Fleet vehicles use a whopping amount of fuel. The Federal Highway Administration estimates that the average delivery truck travels approximately 13,000 miles per year, a police car slightly over 15,000 miles, and a light truck nearly 12,000 miles. Multiply those numbers by the size of each fleet and the numbers roll up.
Whether it’s a police cruiser, an appliance repair truck, or an executive transport coach, optimizing idle settings is key to slashing overall fleet fuel consumption. The average fleet vehicle spends a monumental amount of time idling. A fleet manager can see a substantial reduction in fuel costs by implementing some simple changes. Yet it’s rarely done.
This past week marked a tipping point in automotive history. According to media reports, Tesla Motors has rolled up over 325,000 “preorders” for the Model 3 Sedan, the company’s least expensive vehicle to date. There’s never been anything quite like it. This is an unprecedented validation that the world is eager for an electrified sedan with 200+ miles of range. It was a brilliantly executed Kickstart that saw the first hundred thousand customers plunk down their $1,000 refundable deposits without ever seeing the car.
As the week progressed, I thought it would be interesting to run a livestream on YouTube to gauge the MPGomatic community’s reaction. I vlogged every day for five days straight, on a variety of topics. The most popular being the second installment, Tesla Model 3: Does the Chevy Bolt Have a Huge Advantage?
Choosing a first car is a right of passage. While the top two criteria for most parents are safety and affordability, teenagers on the other hand, are more focused on what’s cool. The Insurance Institute of Highway Safety (IIHS) recently published a list of safe and affordable used vehicles for teenagers and we’ve taken it up a notch.
A first car should be safe above all, but it needn’t be boring. Grandma’s cast-off Buick LaCrosse may be safe and priced right, but it lacks a certain cache. That’s why we’ve poured through the list to find the ten most affordable and most appealing of the IIHS’ picks. Our criteria focused on affordability, with all models starting under $10,000, in addition to a preference for manual transmissions and all-wheel-drive. If you’re driving a manual, you’re not holding a cell-phone.
Our top eleven list (yes, our list goes to eleven!) includes imports, domestics, sedans, wagons and SUVs, but no small cars. The IIHS does not recommend any small cars for teenagers. Big is better when it comes to safety. We’ve included links to MPG reviews and fuel economy ratings in the list. Continue reading →

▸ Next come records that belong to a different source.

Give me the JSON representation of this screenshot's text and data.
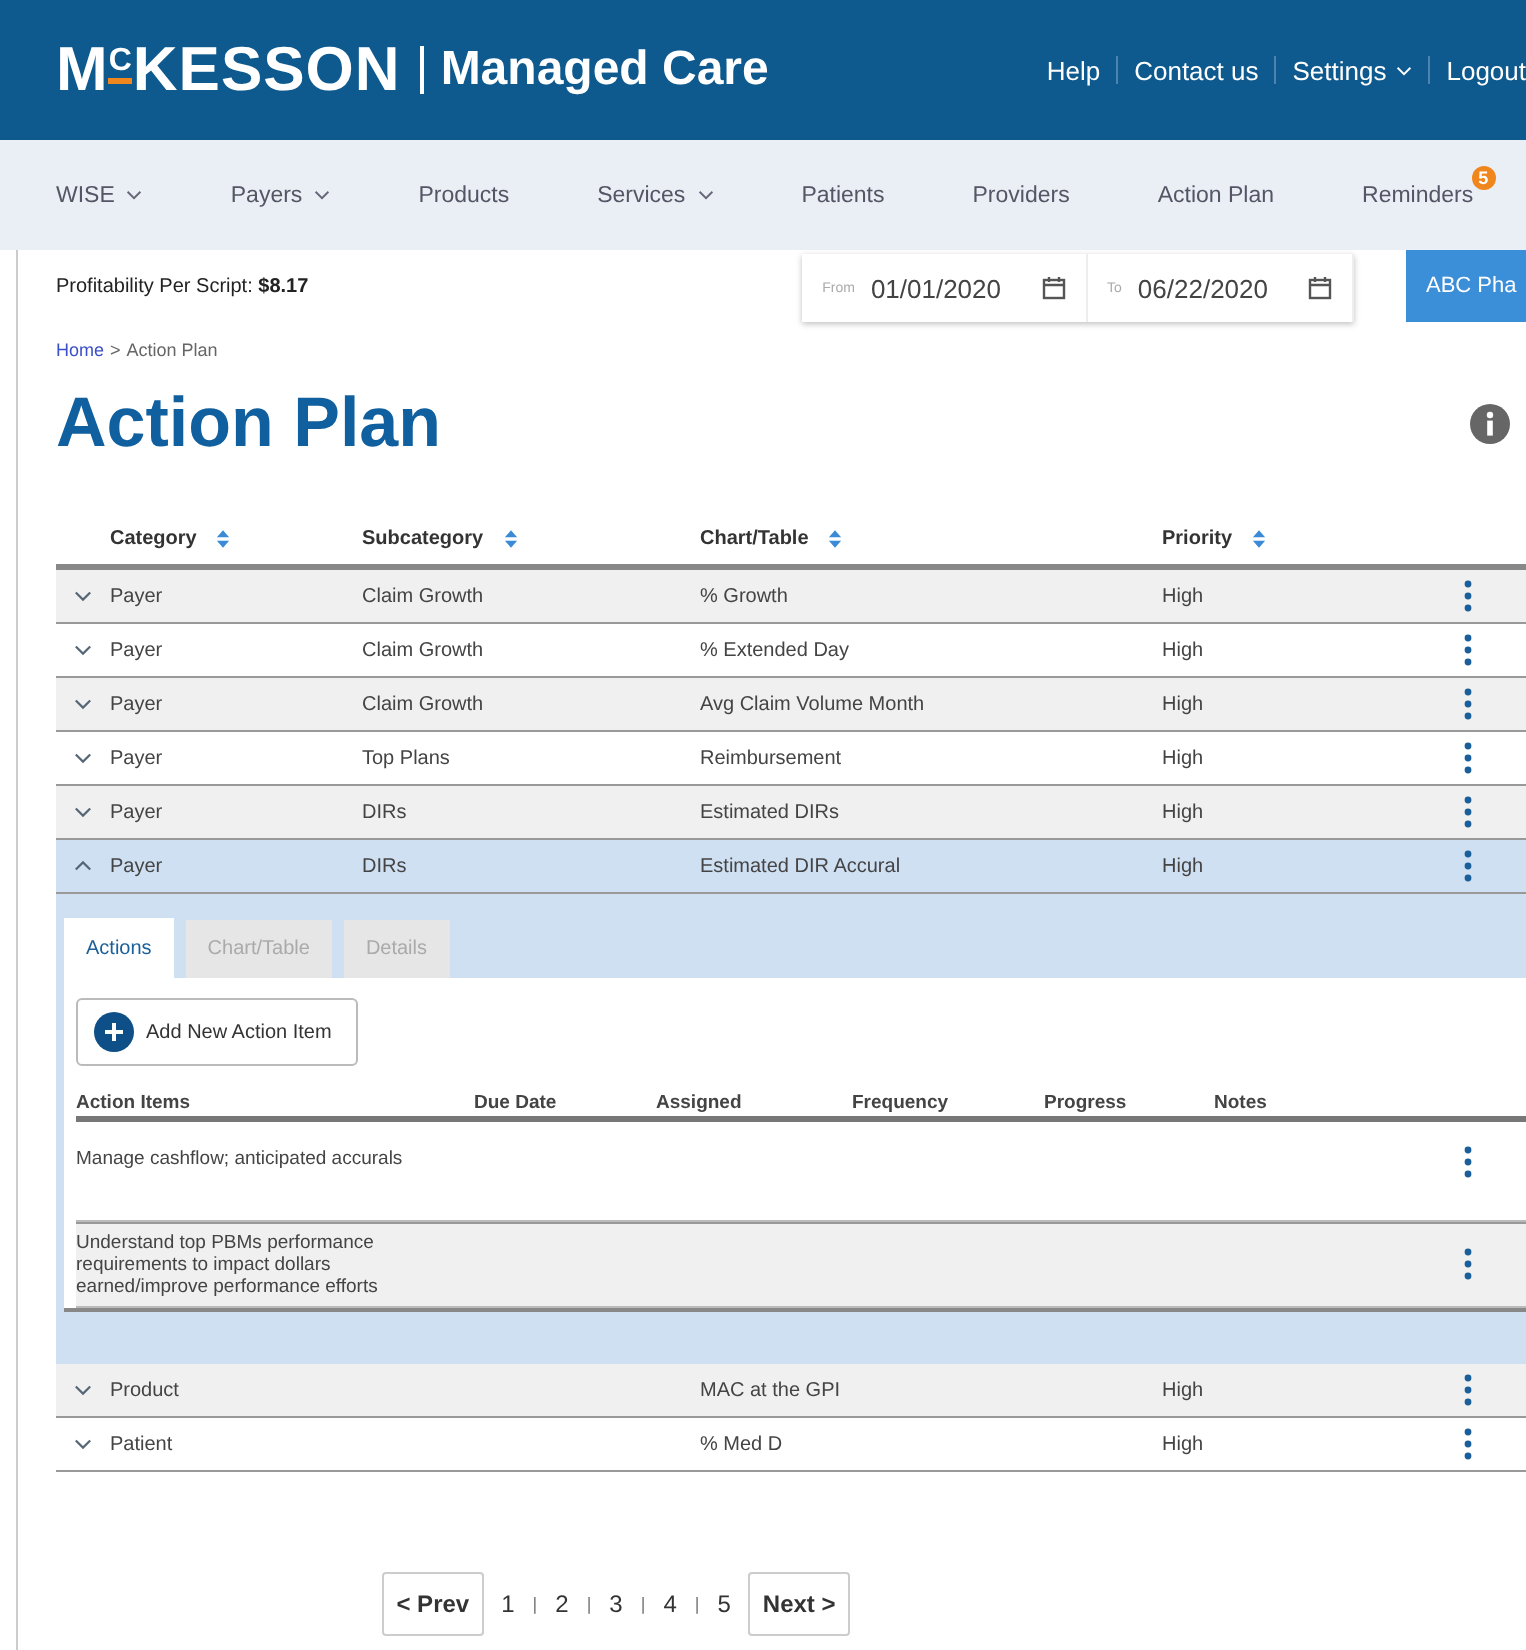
{
  "header": {
    "logo": "M$^{C}$KESSON",
    "product": "Managed Care",
    "links": [
      {
        "label": "Help",
        "dropdown": false
      },
      {
        "label": "Contact us",
        "dropdown": false
      },
      {
        "label": "Settings",
        "dropdown": true
      },
      {
        "label": "Logout",
        "dropdown": false
      }
    ]
  },
  "nav": [
    {
      "label": "WISE",
      "dropdown": true
    },
    {
      "label": "Payers",
      "dropdown": true
    },
    {
      "label": "Products",
      "dropdown": false
    },
    {
      "label": "Services",
      "dropdown": true
    },
    {
      "label": "Patients",
      "dropdown": false
    },
    {
      "label": "Providers",
      "dropdown": false
    },
    {
      "label": "Action Plan",
      "dropdown": false
    },
    {
      "label": "Reminders",
      "dropdown": false,
      "badge": "5"
    }
  ],
  "profitability": "Profitability Per Script: **$8.17**",
  "date_range": {
    "from_label": "From",
    "from": "01/01/2020",
    "to_label": "To",
    "to": "06/22/2020"
  },
  "pharmacy_button": "ABC Pha",
  "breadcrumb": {
    "items": [
      "Home",
      "Action Plan"
    ],
    "separator": ">"
  },
  "title": "Action Plan",
  "table": {
    "columns": [
      "Category",
      "Subcategory",
      "Chart/Table",
      "Priority"
    ],
    "rows": [
      {
        "category": "Payer",
        "subcategory": "Claim Growth",
        "chart_table": "% Growth",
        "priority": "High",
        "expanded": false
      },
      {
        "category": "Payer",
        "subcategory": "Claim Growth",
        "chart_table": "% Extended Day",
        "priority": "High",
        "expanded": false
      },
      {
        "category": "Payer",
        "subcategory": "Claim Growth",
        "chart_table": "Avg Claim Volume Month",
        "priority": "High",
        "expanded": false
      },
      {
        "category": "Payer",
        "subcategory": "Top Plans",
        "chart_table": "Reimbursement",
        "priority": "High",
        "expanded": false
      },
      {
        "category": "Payer",
        "subcategory": "DIRs",
        "chart_table": "Estimated DIRs",
        "priority": "High",
        "expanded": false
      },
      {
        "category": "Payer",
        "subcategory": "DIRs",
        "chart_table": "Estimated DIR Accural",
        "priority": "High",
        "expanded": true,
        "detail": {
          "tabs": [
            {
              "label": "Actions",
              "selected": true
            },
            {
              "label": "Chart/Table",
              "selected": false
            },
            {
              "label": "Details",
              "selected": false
            }
          ],
          "add_button": "Add New Action Item",
          "columns": [
            "Action Items",
            "Due Date",
            "Assigned",
            "Frequency",
            "Progress",
            "Notes"
          ],
          "items": [
            "Manage cashflow; anticipated accurals",
            "Understand top PBMs performance requirements to impact dollars earned/improve performance efforts"
          ]
        }
      },
      {
        "category": "Product",
        "chart_table": "MAC at the GPI",
        "priority": "High",
        "expanded": false
      },
      {
        "category": "Patient",
        "chart_table": "% Med D",
        "priority": "High",
        "expanded": false
      }
    ]
  },
  "pagination": {
    "prev": "< Prev",
    "pages": [
      "1",
      "2",
      "3",
      "4",
      "5"
    ],
    "separator": "|",
    "next": "Next >"
  }
}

Tire choice is tough. Do you stick with the proven OEM tires (for better or for worse) or do you trust the reviews of random folks on the Internet? I’ve been sitting on the fence for months on end, while my 2007 Honda S2000 has been tucked away in the garage, waiting for a new set of tires.
I’ve always wanted to test a new set of tires before buying them. Even better, test one set of tires against another. So when BFGoodrich invited me to drop in on their “Are You Driver Enough?” tour at Giants Stadium, in the New Jersey Meadowlands, “where the mosquitos are as big as airplanes,” I jumped on the opportunity.
There are a lot of folks that think a four-cylinder engine is just about the worst thing you could drop between the fenders of a pony car. I’m not one of them (anymore). While I was skeptical initially, after spending a week in the saddle of an EcoBoost Mustang, I’ve come around to the idea. A traditional muscle car must always have a V8 under the hood. But a pony car can be wicked fun (and fast), without traditional muscle.
I put a Guard Green EcoBoost Mustang Premium to a week-long test. It was fitted with the six-speed automatic, and 201A – Equipment Group (which includes the Shaker Audio System, Memory Driver’s Seat, Blind Spot Mirrors and cross-traffic alert) along with with adaptive cruise control. This is the most refined Mustang I’ve ever driven, edging out the 2015 Mustang GT I tested last month.